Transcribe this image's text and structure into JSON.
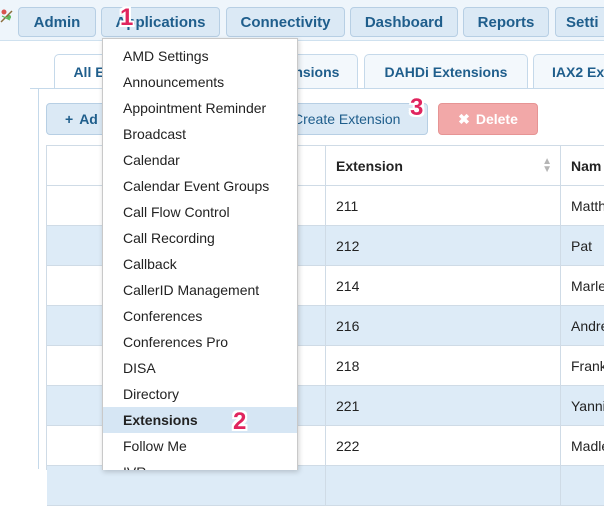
{
  "nav": {
    "items": [
      "Admin",
      "Applications",
      "Connectivity",
      "Dashboard",
      "Reports",
      "Setti"
    ]
  },
  "tabs": [
    "All E",
    "ensions",
    "DAHDi Extensions",
    "IAX2 Ext"
  ],
  "toolbar": {
    "add_icon": "+",
    "add_label": "Ad",
    "create_label": "Create Extension",
    "delete_icon": "✖",
    "delete_label": "Delete",
    "delete_color": "#f2a8a8"
  },
  "table": {
    "headers": [
      "",
      "Extension",
      "Nam"
    ],
    "rows": [
      {
        "extension": "211",
        "name": "Matth"
      },
      {
        "extension": "212",
        "name": "Pat"
      },
      {
        "extension": "214",
        "name": "Marle"
      },
      {
        "extension": "216",
        "name": "Andre"
      },
      {
        "extension": "218",
        "name": "Frank"
      },
      {
        "extension": "221",
        "name": "Yanni"
      },
      {
        "extension": "222",
        "name": "Madle"
      },
      {
        "extension": "",
        "name": ""
      }
    ]
  },
  "menu": {
    "items": [
      "AMD Settings",
      "Announcements",
      "Appointment Reminder",
      "Broadcast",
      "Calendar",
      "Calendar Event Groups",
      "Call Flow Control",
      "Call Recording",
      "Callback",
      "CallerID Management",
      "Conferences",
      "Conferences Pro",
      "DISA",
      "Directory",
      "Extensions",
      "Follow Me",
      "IVR"
    ],
    "selected": "Extensions"
  },
  "annotations": [
    "1",
    "2",
    "3"
  ],
  "colors": {
    "accent": "#1f5e8c",
    "annotation": "#e0245e",
    "row_alt": "#ddebf7",
    "menu_selected": "#d6e6f4"
  }
}
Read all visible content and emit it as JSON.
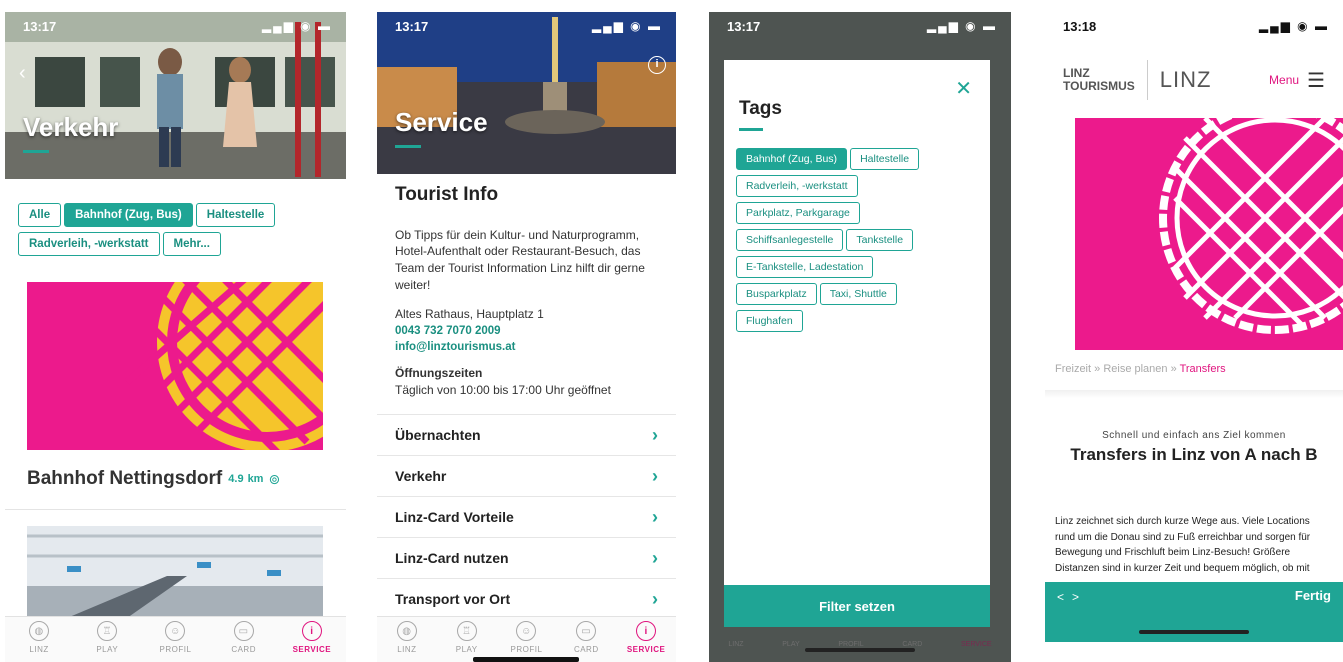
{
  "screen1": {
    "status_time": "13:17",
    "hero_title": "Verkehr",
    "tags": [
      {
        "label": "Alle",
        "active": false
      },
      {
        "label": "Bahnhof (Zug, Bus)",
        "active": true
      },
      {
        "label": "Haltestelle",
        "active": false
      },
      {
        "label": "Radverleih, -werkstatt",
        "active": false
      },
      {
        "label": "Mehr...",
        "active": false
      }
    ],
    "card_title": "Bahnhof Nettingsdorf",
    "card_distance": "4.9",
    "card_unit": "km",
    "tabs": [
      "LINZ",
      "PLAY",
      "PROFIL",
      "CARD",
      "SERVICE"
    ]
  },
  "screen2": {
    "status_time": "13:17",
    "hero_title": "Service",
    "info_title": "Tourist Info",
    "info_text": "Ob Tipps für dein Kultur- und Naturprogramm, Hotel-Aufenthalt oder Restaurant-Besuch, das Team der Tourist Information Linz hilft dir gerne weiter!",
    "address": "Altes Rathaus, Hauptplatz 1",
    "phone": "0043 732 7070 2009",
    "email": "info@linztourismus.at",
    "hours_label": "Öffnungszeiten",
    "hours_text": "Täglich von 10:00 bis 17:00 Uhr geöffnet",
    "menu": [
      "Übernachten",
      "Verkehr",
      "Linz-Card Vorteile",
      "Linz-Card nutzen",
      "Transport vor Ort"
    ],
    "tabs": [
      "LINZ",
      "PLAY",
      "PROFIL",
      "CARD",
      "SERVICE"
    ]
  },
  "screen3": {
    "status_time": "13:17",
    "title": "Tags",
    "tags": [
      {
        "label": "Bahnhof (Zug, Bus)",
        "active": true
      },
      {
        "label": "Haltestelle",
        "active": false
      },
      {
        "label": "Radverleih, -werkstatt",
        "active": false
      },
      {
        "label": "Parkplatz, Parkgarage",
        "active": false
      },
      {
        "label": "Schiffsanlegestelle",
        "active": false
      },
      {
        "label": "Tankstelle",
        "active": false
      },
      {
        "label": "E-Tankstelle, Ladestation",
        "active": false
      },
      {
        "label": "Busparkplatz",
        "active": false
      },
      {
        "label": "Taxi, Shuttle",
        "active": false
      },
      {
        "label": "Flughafen",
        "active": false
      }
    ],
    "filter_button": "Filter setzen",
    "tabs": [
      "LINZ",
      "PLAY",
      "PROFIL",
      "CARD",
      "SERVICE"
    ]
  },
  "screen4": {
    "status_time": "13:18",
    "logo_line1": "LINZ",
    "logo_line2": "TOURISMUS",
    "logo_right": "LINZ",
    "menu_label": "Menu",
    "breadcrumb_1": "Freizeit",
    "breadcrumb_2": "Reise planen",
    "breadcrumb_3": "Transfers",
    "kicker": "Schnell und einfach ans Ziel kommen",
    "title": "Transfers in Linz von A nach B",
    "body": "Linz zeichnet sich durch kurze Wege aus. Viele Locations rund um die Donau sind zu Fuß erreichbar und sorgen für Bewegung und Frischluft beim Linz-Besuch! Größere Distanzen sind in kurzer Zeit und bequem möglich, ob mit",
    "nav_prev": "<",
    "nav_next": ">",
    "done": "Fertig"
  },
  "colors": {
    "teal": "#1fa595",
    "pink": "#ec1a8c",
    "magenta_text": "#e0157f",
    "yellow": "#f5c52b"
  }
}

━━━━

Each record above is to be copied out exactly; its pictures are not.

**Output for this exercise**
Transcribe this image's text and structure into JSON.
{
  "nav": {
    "items": [
      "Admin",
      "Applications",
      "Connectivity",
      "Dashboard",
      "Reports",
      "Setti"
    ]
  },
  "tabs": [
    "All E",
    "ensions",
    "DAHDi Extensions",
    "IAX2 Ext"
  ],
  "toolbar": {
    "add_icon": "+",
    "add_label": "Ad",
    "create_label": "Create Extension",
    "delete_icon": "✖",
    "delete_label": "Delete",
    "delete_color": "#f2a8a8"
  },
  "table": {
    "headers": [
      "",
      "Extension",
      "Nam"
    ],
    "rows": [
      {
        "extension": "211",
        "name": "Matth"
      },
      {
        "extension": "212",
        "name": "Pat"
      },
      {
        "extension": "214",
        "name": "Marle"
      },
      {
        "extension": "216",
        "name": "Andre"
      },
      {
        "extension": "218",
        "name": "Frank"
      },
      {
        "extension": "221",
        "name": "Yanni"
      },
      {
        "extension": "222",
        "name": "Madle"
      },
      {
        "extension": "",
        "name": ""
      }
    ]
  },
  "menu": {
    "items": [
      "AMD Settings",
      "Announcements",
      "Appointment Reminder",
      "Broadcast",
      "Calendar",
      "Calendar Event Groups",
      "Call Flow Control",
      "Call Recording",
      "Callback",
      "CallerID Management",
      "Conferences",
      "Conferences Pro",
      "DISA",
      "Directory",
      "Extensions",
      "Follow Me",
      "IVR"
    ],
    "selected": "Extensions"
  },
  "annotations": [
    "1",
    "2",
    "3"
  ],
  "colors": {
    "accent": "#1f5e8c",
    "annotation": "#e0245e",
    "row_alt": "#ddebf7",
    "menu_selected": "#d6e6f4"
  }
}
Read all visible content and emit it as JSON.
{
  "screen1": {
    "status_time": "13:17",
    "hero_title": "Verkehr",
    "tags": [
      {
        "label": "Alle",
        "active": false
      },
      {
        "label": "Bahnhof (Zug, Bus)",
        "active": true
      },
      {
        "label": "Haltestelle",
        "active": false
      },
      {
        "label": "Radverleih, -werkstatt",
        "active": false
      },
      {
        "label": "Mehr...",
        "active": false
      }
    ],
    "card_title": "Bahnhof Nettingsdorf",
    "card_distance": "4.9",
    "card_unit": "km",
    "tabs": [
      "LINZ",
      "PLAY",
      "PROFIL",
      "CARD",
      "SERVICE"
    ]
  },
  "screen2": {
    "status_time": "13:17",
    "hero_title": "Service",
    "info_title": "Tourist Info",
    "info_text": "Ob Tipps für dein Kultur- und Naturprogramm, Hotel-Aufenthalt oder Restaurant-Besuch, das Team der Tourist Information Linz hilft dir gerne weiter!",
    "address": "Altes Rathaus, Hauptplatz 1",
    "phone": "0043 732 7070 2009",
    "email": "info@linztourismus.at",
    "hours_label": "Öffnungszeiten",
    "hours_text": "Täglich von 10:00 bis 17:00 Uhr geöffnet",
    "menu": [
      "Übernachten",
      "Verkehr",
      "Linz-Card Vorteile",
      "Linz-Card nutzen",
      "Transport vor Ort"
    ],
    "tabs": [
      "LINZ",
      "PLAY",
      "PROFIL",
      "CARD",
      "SERVICE"
    ]
  },
  "screen3": {
    "status_time": "13:17",
    "title": "Tags",
    "tags": [
      {
        "label": "Bahnhof (Zug, Bus)",
        "active": true
      },
      {
        "label": "Haltestelle",
        "active": false
      },
      {
        "label": "Radverleih, -werkstatt",
        "active": false
      },
      {
        "label": "Parkplatz, Parkgarage",
        "active": false
      },
      {
        "label": "Schiffsanlegestelle",
        "active": false
      },
      {
        "label": "Tankstelle",
        "active": false
      },
      {
        "label": "E-Tankstelle, Ladestation",
        "active": false
      },
      {
        "label": "Busparkplatz",
        "active": false
      },
      {
        "label": "Taxi, Shuttle",
        "active": false
      },
      {
        "label": "Flughafen",
        "active": false
      }
    ],
    "filter_button": "Filter setzen",
    "tabs": [
      "LINZ",
      "PLAY",
      "PROFIL",
      "CARD",
      "SERVICE"
    ]
  },
  "screen4": {
    "status_time": "13:18",
    "logo_line1": "LINZ",
    "logo_line2": "TOURISMUS",
    "logo_right": "LINZ",
    "menu_label": "Menu",
    "breadcrumb_1": "Freizeit",
    "breadcrumb_2": "Reise planen",
    "breadcrumb_3": "Transfers",
    "kicker": "Schnell und einfach ans Ziel kommen",
    "title": "Transfers in Linz von A nach B",
    "body": "Linz zeichnet sich durch kurze Wege aus. Viele Locations rund um die Donau sind zu Fuß erreichbar und sorgen für Bewegung und Frischluft beim Linz-Besuch! Größere Distanzen sind in kurzer Zeit und bequem möglich, ob mit",
    "nav_prev": "<",
    "nav_next": ">",
    "done": "Fertig"
  },
  "colors": {
    "teal": "#1fa595",
    "pink": "#ec1a8c",
    "magenta_text": "#e0157f",
    "yellow": "#f5c52b"
  }
}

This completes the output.